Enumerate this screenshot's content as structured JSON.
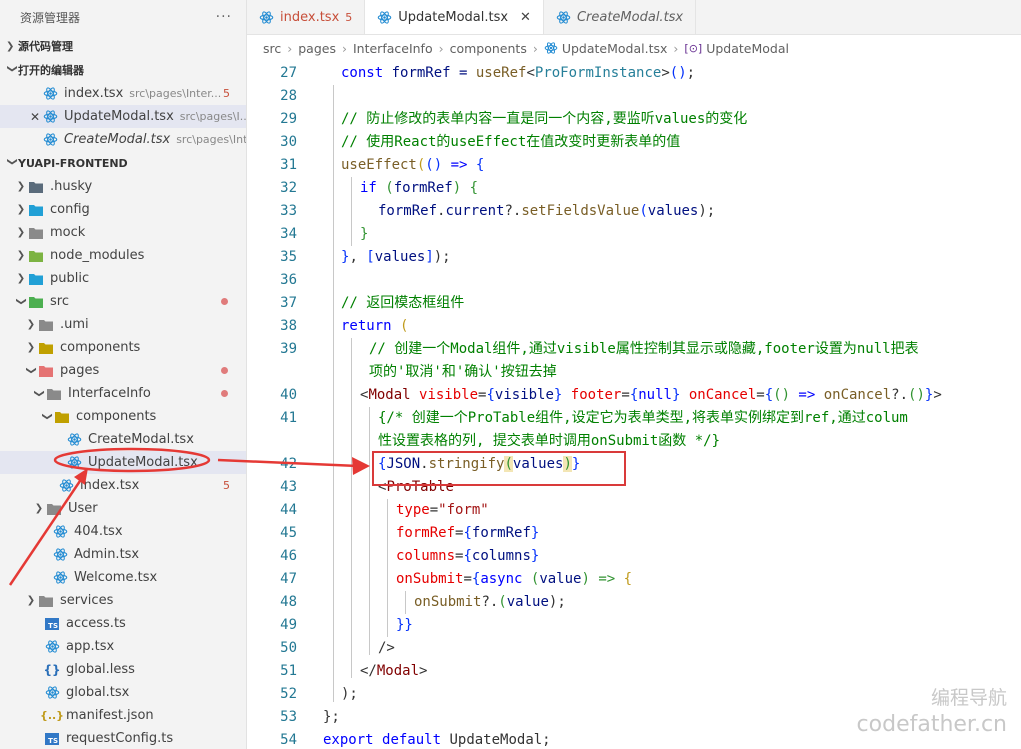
{
  "sidebar": {
    "title": "资源管理器",
    "more": "···",
    "sections": {
      "source_control": "源代码管理",
      "open_editors": "打开的编辑器",
      "project": "YUAPI-FRONTEND"
    },
    "open_editors": [
      {
        "name": "index.tsx",
        "path": "src\\pages\\Inter...",
        "badge": "5"
      },
      {
        "name": "UpdateModal.tsx",
        "path": "src\\pages\\I...",
        "close": "✕"
      },
      {
        "name": "CreateModal.tsx",
        "path": "src\\pages\\Int..."
      }
    ],
    "tree": [
      {
        "label": ".husky"
      },
      {
        "label": "config"
      },
      {
        "label": "mock"
      },
      {
        "label": "node_modules"
      },
      {
        "label": "public"
      },
      {
        "label": "src"
      },
      {
        "label": ".umi"
      },
      {
        "label": "components"
      },
      {
        "label": "pages"
      },
      {
        "label": "InterfaceInfo"
      },
      {
        "label": "components"
      },
      {
        "label": "CreateModal.tsx"
      },
      {
        "label": "UpdateModal.tsx"
      },
      {
        "label": "index.tsx",
        "badge": "5"
      },
      {
        "label": "User"
      },
      {
        "label": "404.tsx"
      },
      {
        "label": "Admin.tsx"
      },
      {
        "label": "Welcome.tsx"
      },
      {
        "label": "services"
      },
      {
        "label": "access.ts"
      },
      {
        "label": "app.tsx"
      },
      {
        "label": "global.less"
      },
      {
        "label": "global.tsx"
      },
      {
        "label": "manifest.json"
      },
      {
        "label": "requestConfig.ts"
      }
    ]
  },
  "tabs": [
    {
      "label": "index.tsx",
      "modified": "5"
    },
    {
      "label": "UpdateModal.tsx",
      "close": "✕"
    },
    {
      "label": "CreateModal.tsx"
    }
  ],
  "breadcrumb": [
    "src",
    "pages",
    "InterfaceInfo",
    "components",
    "UpdateModal.tsx",
    "UpdateModal"
  ],
  "editor": {
    "line_numbers": [
      "27",
      "28",
      "29",
      "30",
      "31",
      "32",
      "33",
      "34",
      "35",
      "36",
      "37",
      "38",
      "39",
      "40",
      "41",
      "42",
      "43",
      "44",
      "45",
      "46",
      "47",
      "48",
      "49",
      "50",
      "51",
      "52",
      "53",
      "54"
    ],
    "code": {
      "l27": [
        "const",
        " formRef = ",
        "useRef",
        "<",
        "ProFormInstance",
        ">",
        "()",
        ";"
      ],
      "l29": "// 防止修改的表单内容一直是同一个内容,要监听values的变化",
      "l30": "// 使用React的useEffect在值改变时更新表单的值",
      "l31": [
        "useEffect",
        "(",
        "()",
        " => ",
        "{"
      ],
      "l32": [
        "if",
        " (",
        "formRef",
        ") ",
        "{"
      ],
      "l33": [
        "formRef",
        ".",
        "current",
        "?.",
        "setFieldsValue",
        "(",
        "values",
        ");"
      ],
      "l34": "}",
      "l35": [
        "}",
        ", ",
        "[",
        "values",
        "]",
        ");"
      ],
      "l37": "// 返回模态框组件",
      "l38": [
        "return",
        " ("
      ],
      "l39a": "// 创建一个Modal组件,通过visible属性控制其显示或隐藏,footer设置为null把表",
      "l39b": "项的'取消'和'确认'按钮去掉",
      "l40": [
        "<",
        "Modal",
        " visible",
        "=",
        "{",
        "visible",
        "}",
        " footer",
        "=",
        "{",
        "null",
        "}",
        " onCancel",
        "=",
        "{",
        "()",
        " => ",
        "onCancel",
        "?.",
        "()",
        "}",
        ">"
      ],
      "l41a": "{/* 创建一个ProTable组件,设定它为表单类型,将表单实例绑定到ref,通过colum",
      "l41b": "性设置表格的列, 提交表单时调用onSubmit函数 */}",
      "l42": [
        "{",
        "JSON",
        ".",
        "stringify",
        "(",
        "values",
        ")",
        "}"
      ],
      "l43": [
        "<",
        "ProTable"
      ],
      "l44": [
        "type",
        "=",
        "\"form\""
      ],
      "l45": [
        "formRef",
        "=",
        "{",
        "formRef",
        "}"
      ],
      "l46": [
        "columns",
        "=",
        "{",
        "columns",
        "}"
      ],
      "l47": [
        "onSubmit",
        "=",
        "{",
        "async",
        " (",
        "value",
        ") => ",
        "{"
      ],
      "l48": [
        "onSubmit",
        "?.",
        "(",
        "value",
        ");"
      ],
      "l49": "}}",
      "l50": "/>",
      "l51": [
        "</",
        "Modal",
        ">"
      ],
      "l52": ");",
      "l53": "};",
      "l54": [
        "export",
        " ",
        "default",
        " UpdateModal;"
      ]
    }
  },
  "watermark": {
    "line1": "编程导航",
    "line2": "codefather.cn"
  },
  "colors": {
    "annotation_red": "#d93a3a",
    "react_icon": "#1f8ad2",
    "keyword": "#0000ff"
  }
}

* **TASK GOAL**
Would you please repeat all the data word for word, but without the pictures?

* **EXERCISE SOLUTION**
Enumerate this screenshot's content as structured JSON.
{
  "sidebar": {
    "title": "资源管理器",
    "more": "···",
    "sections": {
      "source_control": "源代码管理",
      "open_editors": "打开的编辑器",
      "project": "YUAPI-FRONTEND"
    },
    "open_editors": [
      {
        "name": "index.tsx",
        "path": "src\\pages\\Inter...",
        "badge": "5"
      },
      {
        "name": "UpdateModal.tsx",
        "path": "src\\pages\\I...",
        "close": "✕"
      },
      {
        "name": "CreateModal.tsx",
        "path": "src\\pages\\Int..."
      }
    ],
    "tree": [
      {
        "label": ".husky"
      },
      {
        "label": "config"
      },
      {
        "label": "mock"
      },
      {
        "label": "node_modules"
      },
      {
        "label": "public"
      },
      {
        "label": "src"
      },
      {
        "label": ".umi"
      },
      {
        "label": "components"
      },
      {
        "label": "pages"
      },
      {
        "label": "InterfaceInfo"
      },
      {
        "label": "components"
      },
      {
        "label": "CreateModal.tsx"
      },
      {
        "label": "UpdateModal.tsx"
      },
      {
        "label": "index.tsx",
        "badge": "5"
      },
      {
        "label": "User"
      },
      {
        "label": "404.tsx"
      },
      {
        "label": "Admin.tsx"
      },
      {
        "label": "Welcome.tsx"
      },
      {
        "label": "services"
      },
      {
        "label": "access.ts"
      },
      {
        "label": "app.tsx"
      },
      {
        "label": "global.less"
      },
      {
        "label": "global.tsx"
      },
      {
        "label": "manifest.json"
      },
      {
        "label": "requestConfig.ts"
      }
    ]
  },
  "tabs": [
    {
      "label": "index.tsx",
      "modified": "5"
    },
    {
      "label": "UpdateModal.tsx",
      "close": "✕"
    },
    {
      "label": "CreateModal.tsx"
    }
  ],
  "breadcrumb": [
    "src",
    "pages",
    "InterfaceInfo",
    "components",
    "UpdateModal.tsx",
    "UpdateModal"
  ],
  "editor": {
    "line_numbers": [
      "27",
      "28",
      "29",
      "30",
      "31",
      "32",
      "33",
      "34",
      "35",
      "36",
      "37",
      "38",
      "39",
      "40",
      "41",
      "42",
      "43",
      "44",
      "45",
      "46",
      "47",
      "48",
      "49",
      "50",
      "51",
      "52",
      "53",
      "54"
    ],
    "code": {
      "l27": [
        "const",
        " formRef = ",
        "useRef",
        "<",
        "ProFormInstance",
        ">",
        "()",
        ";"
      ],
      "l29": "// 防止修改的表单内容一直是同一个内容,要监听values的变化",
      "l30": "// 使用React的useEffect在值改变时更新表单的值",
      "l31": [
        "useEffect",
        "(",
        "()",
        " => ",
        "{"
      ],
      "l32": [
        "if",
        " (",
        "formRef",
        ") ",
        "{"
      ],
      "l33": [
        "formRef",
        ".",
        "current",
        "?.",
        "setFieldsValue",
        "(",
        "values",
        ");"
      ],
      "l34": "}",
      "l35": [
        "}",
        ", ",
        "[",
        "values",
        "]",
        ");"
      ],
      "l37": "// 返回模态框组件",
      "l38": [
        "return",
        " ("
      ],
      "l39a": "// 创建一个Modal组件,通过visible属性控制其显示或隐藏,footer设置为null把表",
      "l39b": "项的'取消'和'确认'按钮去掉",
      "l40": [
        "<",
        "Modal",
        " visible",
        "=",
        "{",
        "visible",
        "}",
        " footer",
        "=",
        "{",
        "null",
        "}",
        " onCancel",
        "=",
        "{",
        "()",
        " => ",
        "onCancel",
        "?.",
        "()",
        "}",
        ">"
      ],
      "l41a": "{/* 创建一个ProTable组件,设定它为表单类型,将表单实例绑定到ref,通过colum",
      "l41b": "性设置表格的列, 提交表单时调用onSubmit函数 */}",
      "l42": [
        "{",
        "JSON",
        ".",
        "stringify",
        "(",
        "values",
        ")",
        "}"
      ],
      "l43": [
        "<",
        "ProTable"
      ],
      "l44": [
        "type",
        "=",
        "\"form\""
      ],
      "l45": [
        "formRef",
        "=",
        "{",
        "formRef",
        "}"
      ],
      "l46": [
        "columns",
        "=",
        "{",
        "columns",
        "}"
      ],
      "l47": [
        "onSubmit",
        "=",
        "{",
        "async",
        " (",
        "value",
        ") => ",
        "{"
      ],
      "l48": [
        "onSubmit",
        "?.",
        "(",
        "value",
        ");"
      ],
      "l49": "}}",
      "l50": "/>",
      "l51": [
        "</",
        "Modal",
        ">"
      ],
      "l52": ");",
      "l53": "};",
      "l54": [
        "export",
        " ",
        "default",
        " UpdateModal;"
      ]
    }
  },
  "watermark": {
    "line1": "编程导航",
    "line2": "codefather.cn"
  },
  "colors": {
    "annotation_red": "#d93a3a",
    "react_icon": "#1f8ad2",
    "keyword": "#0000ff"
  }
}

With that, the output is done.